by Jane Larson – Nov. 21, 2009 12:00 AM
The Arizona Republic
Speed humps have come to Hidden Hills in another step to make peace between cyclists who ride on a steep private street and the Scottsdale residents who live there.
The acrimony that boiled over two years ago seems to merely simmer now. Some say it’s because more cyclists have tried to be better neighbors, watched their speed and no longer congregated at the top of the hill. Others say it’s because the most vociferous homeowners on the street bordering Fountain Hills have moved away.
At the very least, both sides have a new common concern: the speed humps on 145th Way.
“People are saying they are having minimal effects,” said Sandra Goldenberg, president of the Hidden Hills of Scottsdale Community Association. “A lot of cyclists are not slowing down, and some of the cars are not happy, either. It is a 20-mph road.”
Cyclist Paul Berggreen of Paradise Valley criticized the devices for another reason.
“Speed bumps are very dangerous,” he said. “They’ll bend your wheel if you go down them at any speed.”
The rubber humps, each about 7 feet wide and 4 inches high, stretch across the street at three spots over the eight-tenths of a mile that is 145th Way. The homeowners association installed them about three months ago to see whether the design and placement are effective in making cyclists and cars obey the posted speed limit of 20 mph.
On a recent Saturday morning, residents and cyclists gave mixed reports on whether the humps have slowed traffic. But they did agree on two points:
- Most cyclists go around the speed humps rather than over them. Many cyclists said either way slows them down.
- With two humps near the top and one at the bottom of the hill, there is still a long stretch in the middle where cars and bikes can pick up speed. A hump is needed before the blind curve in that stretch, some residents said.
The homeowners association plans to install a fourth hump, Goldenberg said.
The speed humps are a compromise in a controversy that erupted two years ago when the homeowners association asked the city to abandon its easement that allowed non-motorized traffic on 145th Way at the end of Via Linda.
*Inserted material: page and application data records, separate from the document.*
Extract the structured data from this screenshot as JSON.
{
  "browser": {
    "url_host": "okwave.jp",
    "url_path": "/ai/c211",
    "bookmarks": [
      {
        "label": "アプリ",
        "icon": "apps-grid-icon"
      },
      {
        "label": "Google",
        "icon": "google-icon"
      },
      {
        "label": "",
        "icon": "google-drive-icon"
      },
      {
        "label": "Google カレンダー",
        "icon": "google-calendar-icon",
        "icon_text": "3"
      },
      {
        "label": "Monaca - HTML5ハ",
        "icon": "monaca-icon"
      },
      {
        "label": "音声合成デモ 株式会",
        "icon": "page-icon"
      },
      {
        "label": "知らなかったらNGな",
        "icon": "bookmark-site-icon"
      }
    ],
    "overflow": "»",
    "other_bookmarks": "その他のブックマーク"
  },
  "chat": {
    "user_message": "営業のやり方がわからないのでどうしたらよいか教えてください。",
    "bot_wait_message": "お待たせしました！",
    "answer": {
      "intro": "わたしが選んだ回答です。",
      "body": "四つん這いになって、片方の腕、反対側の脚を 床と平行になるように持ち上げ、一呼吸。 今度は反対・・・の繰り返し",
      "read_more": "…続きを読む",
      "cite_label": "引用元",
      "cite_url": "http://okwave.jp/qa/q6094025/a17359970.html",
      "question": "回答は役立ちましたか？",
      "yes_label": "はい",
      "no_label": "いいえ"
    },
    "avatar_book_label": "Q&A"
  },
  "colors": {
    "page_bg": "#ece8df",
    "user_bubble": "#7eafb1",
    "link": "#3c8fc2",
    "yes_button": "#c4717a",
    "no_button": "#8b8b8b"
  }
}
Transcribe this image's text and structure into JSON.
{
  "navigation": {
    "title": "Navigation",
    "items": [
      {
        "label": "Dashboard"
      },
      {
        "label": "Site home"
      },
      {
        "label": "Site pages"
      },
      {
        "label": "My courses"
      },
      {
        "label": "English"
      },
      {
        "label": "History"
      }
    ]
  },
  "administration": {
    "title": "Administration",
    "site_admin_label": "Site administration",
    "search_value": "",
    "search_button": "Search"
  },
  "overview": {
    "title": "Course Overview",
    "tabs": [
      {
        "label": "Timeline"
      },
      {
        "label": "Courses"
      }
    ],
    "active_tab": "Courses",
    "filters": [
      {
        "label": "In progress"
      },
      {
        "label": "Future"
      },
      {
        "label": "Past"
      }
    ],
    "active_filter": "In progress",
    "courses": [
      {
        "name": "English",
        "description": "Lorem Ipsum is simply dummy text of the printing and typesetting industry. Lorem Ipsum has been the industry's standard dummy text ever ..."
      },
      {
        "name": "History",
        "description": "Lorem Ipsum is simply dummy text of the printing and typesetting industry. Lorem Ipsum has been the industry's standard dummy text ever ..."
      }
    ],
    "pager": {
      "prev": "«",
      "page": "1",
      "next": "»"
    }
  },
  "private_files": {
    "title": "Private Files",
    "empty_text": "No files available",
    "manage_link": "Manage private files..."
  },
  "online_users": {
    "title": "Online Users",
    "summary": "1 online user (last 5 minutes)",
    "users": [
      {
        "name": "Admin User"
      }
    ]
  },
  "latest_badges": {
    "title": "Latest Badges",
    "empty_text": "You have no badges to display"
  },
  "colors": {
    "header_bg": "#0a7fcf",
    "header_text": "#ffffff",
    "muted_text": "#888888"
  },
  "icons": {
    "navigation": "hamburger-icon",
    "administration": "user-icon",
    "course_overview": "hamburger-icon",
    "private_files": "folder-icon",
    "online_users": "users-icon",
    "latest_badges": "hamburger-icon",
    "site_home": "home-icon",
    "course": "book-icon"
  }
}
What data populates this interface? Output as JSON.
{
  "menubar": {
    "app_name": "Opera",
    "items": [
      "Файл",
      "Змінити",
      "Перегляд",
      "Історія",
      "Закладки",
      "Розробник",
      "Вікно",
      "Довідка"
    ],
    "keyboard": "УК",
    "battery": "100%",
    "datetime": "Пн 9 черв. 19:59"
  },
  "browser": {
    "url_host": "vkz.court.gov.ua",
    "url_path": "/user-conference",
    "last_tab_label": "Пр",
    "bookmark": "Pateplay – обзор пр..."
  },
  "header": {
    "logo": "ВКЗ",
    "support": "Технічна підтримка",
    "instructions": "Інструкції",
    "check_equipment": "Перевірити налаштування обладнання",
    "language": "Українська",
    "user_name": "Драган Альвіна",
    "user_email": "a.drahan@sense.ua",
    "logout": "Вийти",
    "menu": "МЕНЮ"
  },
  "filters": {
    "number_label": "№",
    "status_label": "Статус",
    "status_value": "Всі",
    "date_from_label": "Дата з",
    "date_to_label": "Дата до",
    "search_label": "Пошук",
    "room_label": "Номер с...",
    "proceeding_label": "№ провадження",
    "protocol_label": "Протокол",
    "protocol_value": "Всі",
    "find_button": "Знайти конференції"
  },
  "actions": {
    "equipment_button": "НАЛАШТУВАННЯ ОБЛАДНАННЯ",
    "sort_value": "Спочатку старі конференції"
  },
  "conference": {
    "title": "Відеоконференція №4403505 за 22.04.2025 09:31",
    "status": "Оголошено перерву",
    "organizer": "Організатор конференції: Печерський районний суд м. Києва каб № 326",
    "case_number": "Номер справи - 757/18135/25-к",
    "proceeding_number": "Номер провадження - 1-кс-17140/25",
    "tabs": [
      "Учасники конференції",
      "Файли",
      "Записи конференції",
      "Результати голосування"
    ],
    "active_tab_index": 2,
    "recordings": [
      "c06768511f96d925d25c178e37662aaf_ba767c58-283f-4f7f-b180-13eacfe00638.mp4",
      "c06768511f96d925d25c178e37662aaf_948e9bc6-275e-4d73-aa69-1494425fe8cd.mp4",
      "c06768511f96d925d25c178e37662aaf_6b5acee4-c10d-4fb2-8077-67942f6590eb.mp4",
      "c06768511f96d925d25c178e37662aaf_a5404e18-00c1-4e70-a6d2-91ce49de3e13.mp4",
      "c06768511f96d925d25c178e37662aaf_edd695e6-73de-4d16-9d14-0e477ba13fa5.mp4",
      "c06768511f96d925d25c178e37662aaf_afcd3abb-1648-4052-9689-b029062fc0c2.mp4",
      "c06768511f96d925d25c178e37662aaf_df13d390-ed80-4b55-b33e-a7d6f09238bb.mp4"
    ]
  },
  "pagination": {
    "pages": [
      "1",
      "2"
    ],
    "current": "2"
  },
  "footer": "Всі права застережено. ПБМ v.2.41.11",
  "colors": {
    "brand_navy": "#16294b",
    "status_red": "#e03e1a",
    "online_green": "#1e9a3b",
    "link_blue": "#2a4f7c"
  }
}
Homeowners complained that their steep street had turned into a training ground for cyclists, who would grind up the hill, congregate in the cul-de-sac at the top to talk and sometimes urinate in the desert and zoom back down the winding street. Residents said they feared backing out of their driveways.
The issue fell to the city transportation department, which maintains that the route is an important future connector to Fountain Hills and a way to keep bikes off busy Shea Boulevard.
Scottsdale retained the non-motorized easement as part of a 2000 deal with the Hidden Hills developer. Under that agreement, the city shelved plans to make Via Linda a four-lane public street and the developer agreed to turn 145th Way into a narrow private street with an easement for cyclists, pedestrians and emergency vehicles.